@BeforeGroupsThe annotation notifies the system that the method annotated as @BeforeGroups is a configuration method that enlists a group and that must be executed before executing the first test method of the group
@AfterGroupsThe annotation notifies the system that the method annotated as @AfterGroups is a configuration method that enlists a group and that must be executed after executing the last test method of the group

Note: Many of the aforementioned annotations can be exercised in JUnit 3 and JUnit 4 framework also.

Conclusion

Through this tutorial, we tried to make you acquainted with a java based testing framework named as TestNG. We started off the session with the installation of the framework and moved with the script creation and advance topics. We discussed all the annotations provided by TestNG. We implemented and executed our first TestNG test script using annotations and assert statements.

Article summary:

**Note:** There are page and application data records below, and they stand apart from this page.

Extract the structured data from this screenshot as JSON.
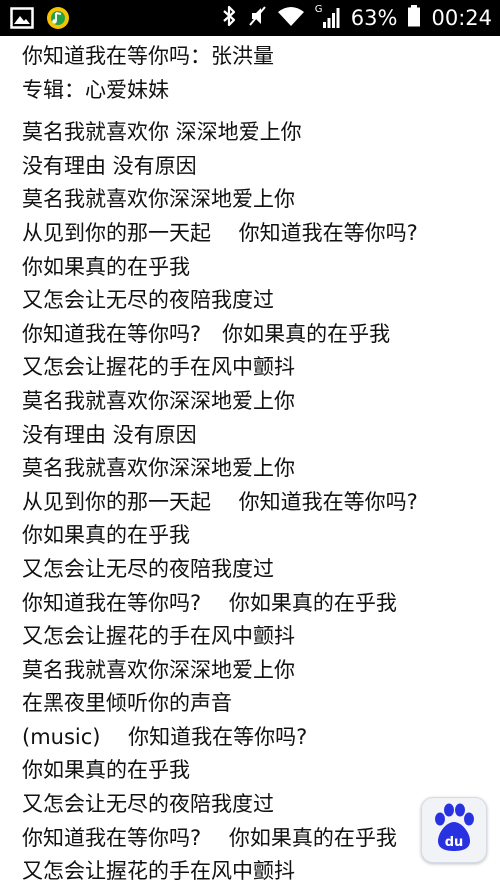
{
  "status_bar": {
    "icons": [
      "gallery-icon",
      "music-app-icon",
      "bluetooth-icon",
      "silent-icon",
      "wifi-icon",
      "signal-icon",
      "battery-icon"
    ],
    "network_type": "G",
    "battery": "63%",
    "time": "00:24"
  },
  "header": {
    "song_line": "你知道我在等你吗：张洪量",
    "album_line": "专辑：心爱妹妹"
  },
  "lyrics": [
    "莫名我就喜欢你 深深地爱上你",
    "没有理由 没有原因",
    "莫名我就喜欢你深深地爱上你",
    "从见到你的那一天起　 你知道我在等你吗?",
    "你如果真的在乎我",
    "又怎会让无尽的夜陪我度过",
    "你知道我在等你吗?　你如果真的在乎我",
    "又怎会让握花的手在风中颤抖",
    "莫名我就喜欢你深深地爱上你",
    "没有理由 没有原因",
    "莫名我就喜欢你深深地爱上你",
    "从见到你的那一天起　 你知道我在等你吗?",
    "你如果真的在乎我",
    "又怎会让无尽的夜陪我度过",
    "你知道我在等你吗?　 你如果真的在乎我",
    "又怎会让握花的手在风中颤抖",
    "莫名我就喜欢你深深地爱上你",
    "在黑夜里倾听你的声音",
    "(music)　 你知道我在等你吗?",
    "你如果真的在乎我",
    "又怎会让无尽的夜陪我度过",
    "你知道我在等你吗?　 你如果真的在乎我",
    "又怎会让握花的手在风中颤抖"
  ],
  "floating_button": {
    "icon": "baidu-paw-icon",
    "label": "du"
  },
  "colors": {
    "status_bar_bg": "#000000",
    "page_bg": "#ffffff",
    "text": "#111111",
    "baidu_blue": "#2932e1"
  }
}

Next Tutorial #13: Moving ahead with the upcoming tutorials in the Selenium series, we would concentrate on handling the various types of web elements available on the web pages. Therefore, in the next tutorial, we would concentrate our focus on “dropdowns” and will exercise their handling strategies. We would also discuss about WebDriver’s Select class and its methods to select values in the dropdowns.

A remark for the readers: While our next tutorial of the Selenium series is in the processing mode, readers can start creating their own basic WebDriver scripts using the TestNG framework.

For more advance scripts and concepts, include as many annotations and assertions in your TestNG classes and execute them using TestNG environment. Also, analyze the HTML reports generated by TestNG.